First, the latter two statutes give the court the power to award a different rate of interest (Alberta, section 2(3); Ontario section 130(1)(b)).
Second, the latter two statutes give the court the power to award interest “where the payment of pre‑judgment interest is otherwise provided by law” (Alberta, section 2(2)(i); Ontario, section 128(4)(g) and 129(5)). As already noted, it was those subsections that were relied upon by the Supreme Court in the Bank of America Canada decision for the conclusion that the Ontario court did have power to award compound interest notwithstanding the apparent prohibition of compound interest in section 128(4)(b).
Those powers do not appear in the B.C. statute. The only apparent exception to the mandatory simple interest rate in the BC Act is “an agreement about interest between the parties”.
The apparent result is that, for both court and domestic arbitration proceedings in British Columbia, compound interest cannot be awarded, unless there is an agreement between the parties dealing with interest. There does not appear to be any basis to distinguish between court and arbitral proceedings as the domestic arbitration act adopts the court interest regime.
In other provinces which have interest statutes like those in Alberta and Ontario, compound interest can be awarded both by courts and by domestic arbitral tribunals.
So far as international commercial arbitration is concerned, the B.C. International Commercial Arbitration Act (ICAA) does not contain any provision relating to interest that is similar to that found in the CAA. Section 31(7) of the B.C. ICAA empowers the arbitral tribunal to award interest, unless the parties have agreed otherwise. But there is no reference to the rates or compounding of interest.
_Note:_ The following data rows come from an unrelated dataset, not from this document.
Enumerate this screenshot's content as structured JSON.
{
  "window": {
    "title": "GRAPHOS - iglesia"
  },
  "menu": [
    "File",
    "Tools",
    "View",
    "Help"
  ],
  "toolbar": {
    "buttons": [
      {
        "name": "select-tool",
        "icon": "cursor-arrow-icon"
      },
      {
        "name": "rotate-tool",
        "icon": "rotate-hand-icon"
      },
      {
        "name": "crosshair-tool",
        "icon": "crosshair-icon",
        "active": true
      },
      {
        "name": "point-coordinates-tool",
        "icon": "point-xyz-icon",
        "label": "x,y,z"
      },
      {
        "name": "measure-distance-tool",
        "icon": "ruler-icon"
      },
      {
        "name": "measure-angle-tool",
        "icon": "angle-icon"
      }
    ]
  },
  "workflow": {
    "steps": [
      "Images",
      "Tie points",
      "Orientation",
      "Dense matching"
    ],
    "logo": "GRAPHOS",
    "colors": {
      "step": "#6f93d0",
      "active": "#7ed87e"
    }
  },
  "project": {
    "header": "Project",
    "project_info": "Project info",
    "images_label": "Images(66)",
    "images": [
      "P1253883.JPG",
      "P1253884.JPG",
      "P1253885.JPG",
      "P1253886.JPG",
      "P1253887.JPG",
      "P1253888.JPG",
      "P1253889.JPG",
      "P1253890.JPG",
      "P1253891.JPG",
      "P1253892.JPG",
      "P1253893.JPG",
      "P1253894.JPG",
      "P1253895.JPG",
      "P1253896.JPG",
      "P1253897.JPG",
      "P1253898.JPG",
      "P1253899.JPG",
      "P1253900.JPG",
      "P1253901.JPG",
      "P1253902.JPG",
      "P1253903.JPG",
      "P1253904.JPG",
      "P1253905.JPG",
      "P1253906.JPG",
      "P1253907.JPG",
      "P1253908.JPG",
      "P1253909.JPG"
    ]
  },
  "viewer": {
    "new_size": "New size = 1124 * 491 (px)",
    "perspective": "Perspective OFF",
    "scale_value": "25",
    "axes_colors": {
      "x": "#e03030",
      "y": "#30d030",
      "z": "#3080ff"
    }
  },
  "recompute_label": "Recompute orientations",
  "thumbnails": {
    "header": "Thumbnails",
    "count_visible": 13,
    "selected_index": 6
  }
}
Accordingly, international commercial arbitral tribunals in British Columbia appear to have a wider authority to award interest than domestic arbitral tribunals.
British Columbia v. Teal Cedar Products Ltd., 2013 SCC 51
Arbitration – Interest – Judgments and Awards
Thomas G. Heintzman O.C., Q.C., FCIArb December 1, 2013